As the armchair traveler settles in for the journey, she will hear a range of music artists, of many genres, as she travels the inland waterway and sees some of the unique sights of the countryside between Skien and Dalen. She will also see Norwegians, as individuals and whole communities spill out to the locks and along the canal to greet the passing vessel. The latter appearances may be planned or impromptu. (The Hurtigrute line‘s vessel M/S Nordnorge saw both, my favorite being a youth bearing a sign reading “Young, Horny, and Willing to Get Married.”) While normally Norwegians resist the American habit of yelling “Hi, Mom!” and jumping in front of the nearest camera, the arrival of a national television phenomenon to their cherished local landmarks isn’t to be resisted.

When I asked one friend about the Hurtigruten phenomenon last summer, she winced a little at these public displays at each port of call and reinforced the notion I put forward: that the show’s viewers were chiefly senior citizens and/or those who couldn’t afford to make the trip themselves. As the viewership numbers grew, however, I began to doubt my own premise, so I tuned in – and that pretty much answered my question.

M/S Richard With in Svolvær

Hurtigruten’s M/S Richard With in Svolvær, Nordland. Photo by Clemensfranz, on Wikimedia Commons (Creative Commons Attribution-ShareAlike 3.0 Unported License).

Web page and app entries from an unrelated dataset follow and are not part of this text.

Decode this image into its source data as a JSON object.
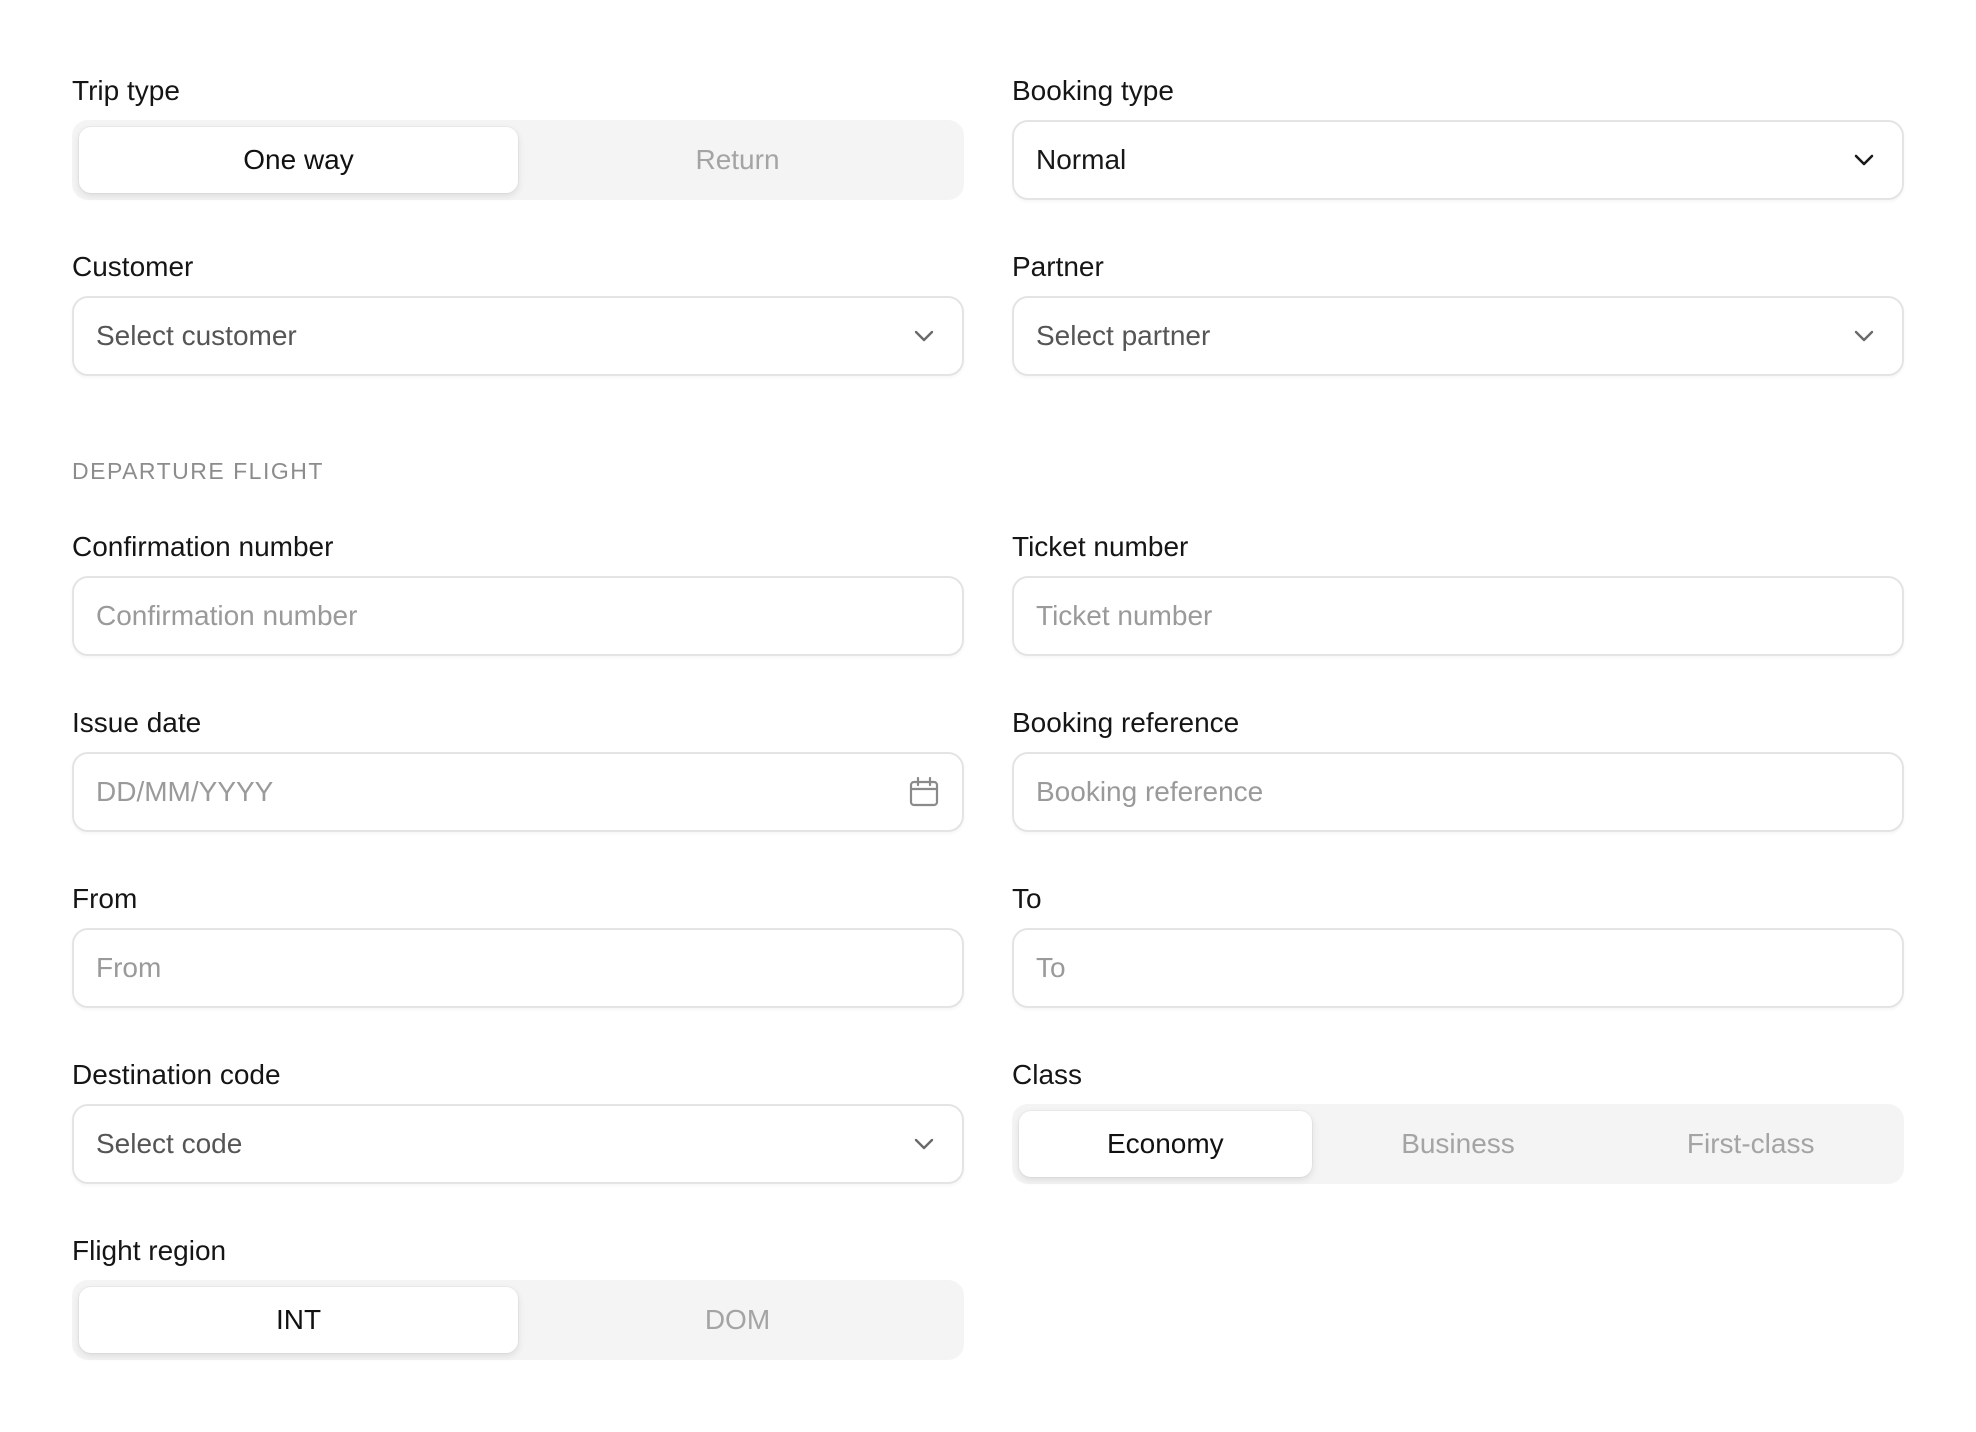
{
  "trip_type": {
    "label": "Trip type",
    "options": [
      "One way",
      "Return"
    ],
    "selected": "One way"
  },
  "booking_type": {
    "label": "Booking type",
    "value": "Normal",
    "icon": "chevron-down-icon"
  },
  "customer": {
    "label": "Customer",
    "placeholder": "Select customer",
    "icon": "chevron-down-icon"
  },
  "partner": {
    "label": "Partner",
    "placeholder": "Select partner",
    "icon": "chevron-down-icon"
  },
  "section": {
    "title": "DEPARTURE FLIGHT"
  },
  "confirmation_number": {
    "label": "Confirmation number",
    "placeholder": "Confirmation number"
  },
  "ticket_number": {
    "label": "Ticket number",
    "placeholder": "Ticket number"
  },
  "issue_date": {
    "label": "Issue date",
    "placeholder": "DD/MM/YYYY",
    "icon": "calendar-icon"
  },
  "booking_reference": {
    "label": "Booking reference",
    "placeholder": "Booking reference"
  },
  "from": {
    "label": "From",
    "placeholder": "From"
  },
  "to": {
    "label": "To",
    "placeholder": "To"
  },
  "destination_code": {
    "label": "Destination code",
    "placeholder": "Select code",
    "icon": "chevron-down-icon"
  },
  "class": {
    "label": "Class",
    "options": [
      "Economy",
      "Business",
      "First-class"
    ],
    "selected": "Economy"
  },
  "flight_region": {
    "label": "Flight region",
    "options": [
      "INT",
      "DOM"
    ],
    "selected": "INT"
  },
  "colors": {
    "border": "#e4e4e4",
    "segment_bg": "#f4f4f4",
    "placeholder": "#9a9a9a",
    "text": "#111111"
  }
}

Quite simply, the Norwegian landscape exerts a peculiar fascination on the viewer. Stunningly beautiful, unusual to many, and uncorrupted by narrators, hosts, or commentators, it dominates as the producers intended, with the show bringing viewers closer to the wonders of the area and the lifestyles of those who inhabit it. Even the music is not allowed to interfere – no “soundtracking” of the ship’s progress with majestic scores, melodramatic orchestral riffs, or timpani build-ups. Broken by spells of silence in which waves, gulls, boat motors, and wind dominate, the songs simply bring a little touch of contemporary Norwegian atmosphere to long stretches of waterway and shoreline.

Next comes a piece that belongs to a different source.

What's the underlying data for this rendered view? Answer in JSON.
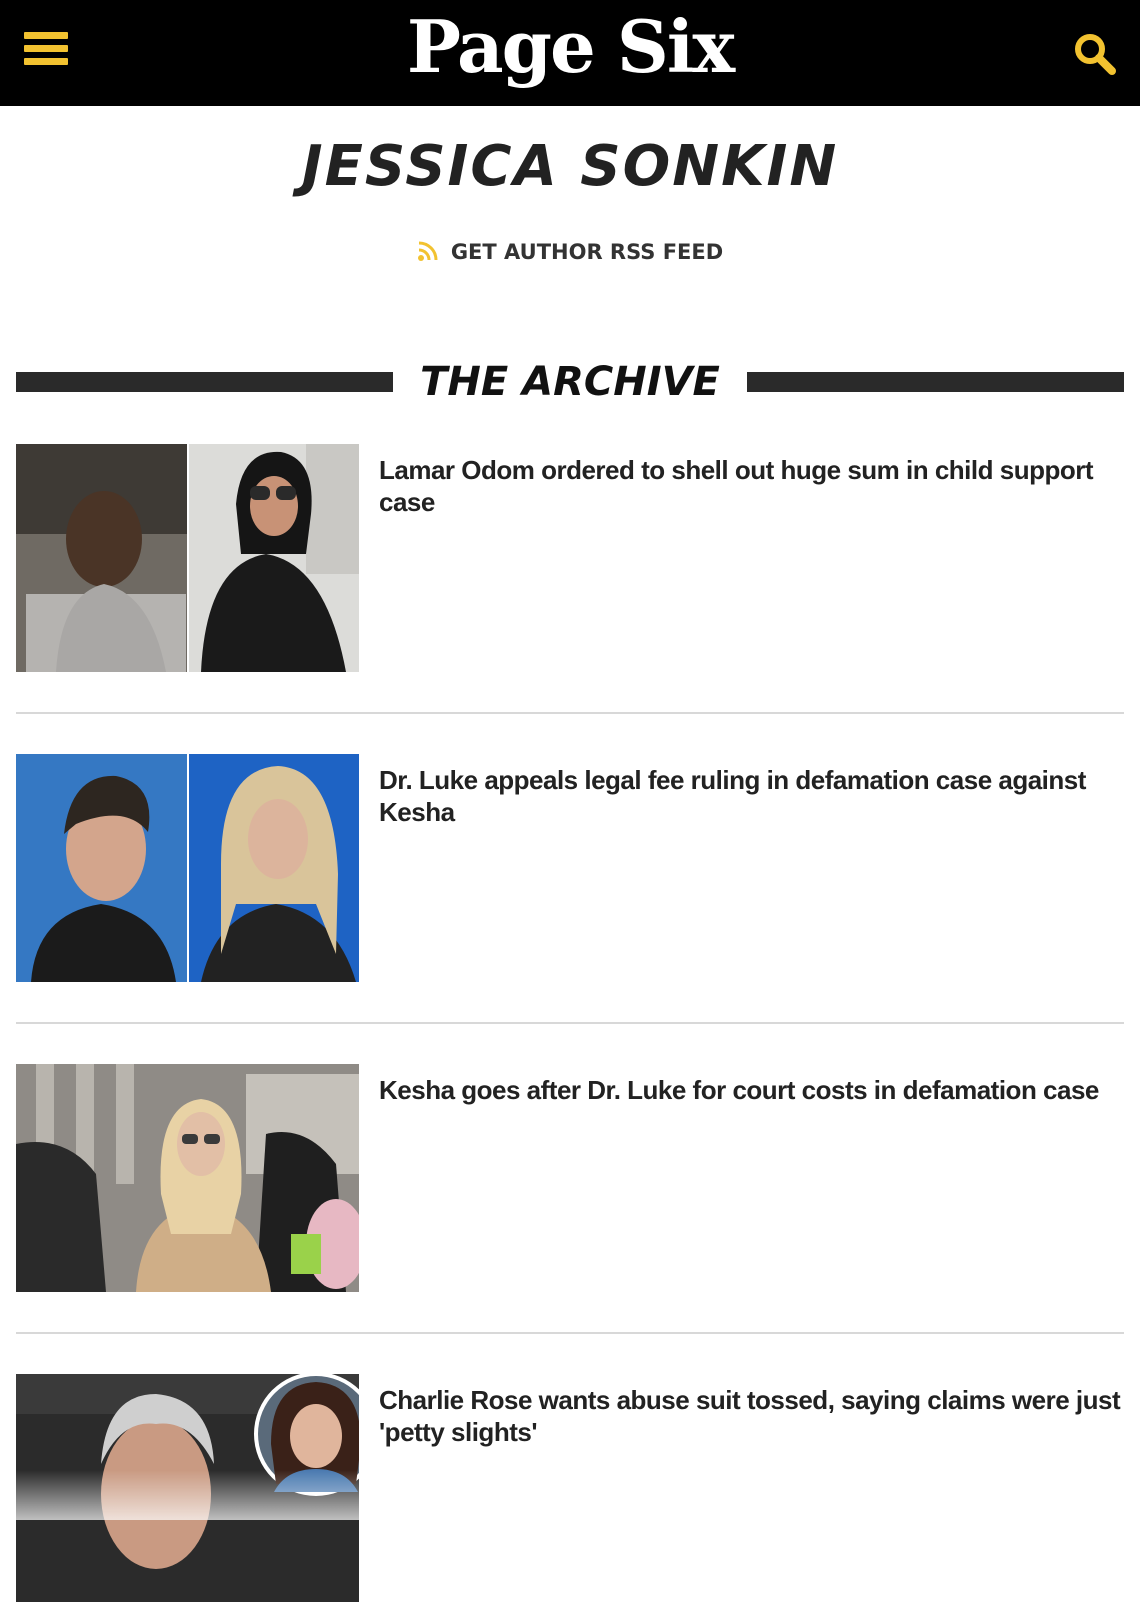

The “simplicity” of the viewing belies its production values, which are astonishing. Overall, NRK has demonstrated exceptional photographic and technological prowess in its work. As the corporation offers up this type of “unmediated media broadcast,” it brings its full and daunting power to bear on creating for its audiences a journey both soothing and stimulating – a real “Wow!” moment for television.

Hurtigruten Book in Window

Book on “Hurtigruten: Minutt for minutt” in window of Akershus store – “The exultant voyage, the national festival, the landscape.”

Of course, both Hurtigruten and the Telemark travel association revel in the free publicity of these productions and hope they entice visitors. I suspect they need not fear a digital replacement.

Ultimately, the virtual journey only makes the viewer want to go more than ever. I would not be surprised to learn than many travel plans for distant vacations undergo adaptation after the langsom TV experience.

But check it out for yourself and get back to me on that. After all, for U.S. audiences especially, the next couple weeks may see considerable need and time for the alternative of slow, stress-free journeys in beautiful environments.

For those wanting a thorough written history of the Norwegian Coastal Express – Hurtigruten and its predecessorsI recommend Mike Bent’s Coastal Express: The Ferry to the Top of the World. I have a fondness for enthusiasts, and I strongly recommend this one.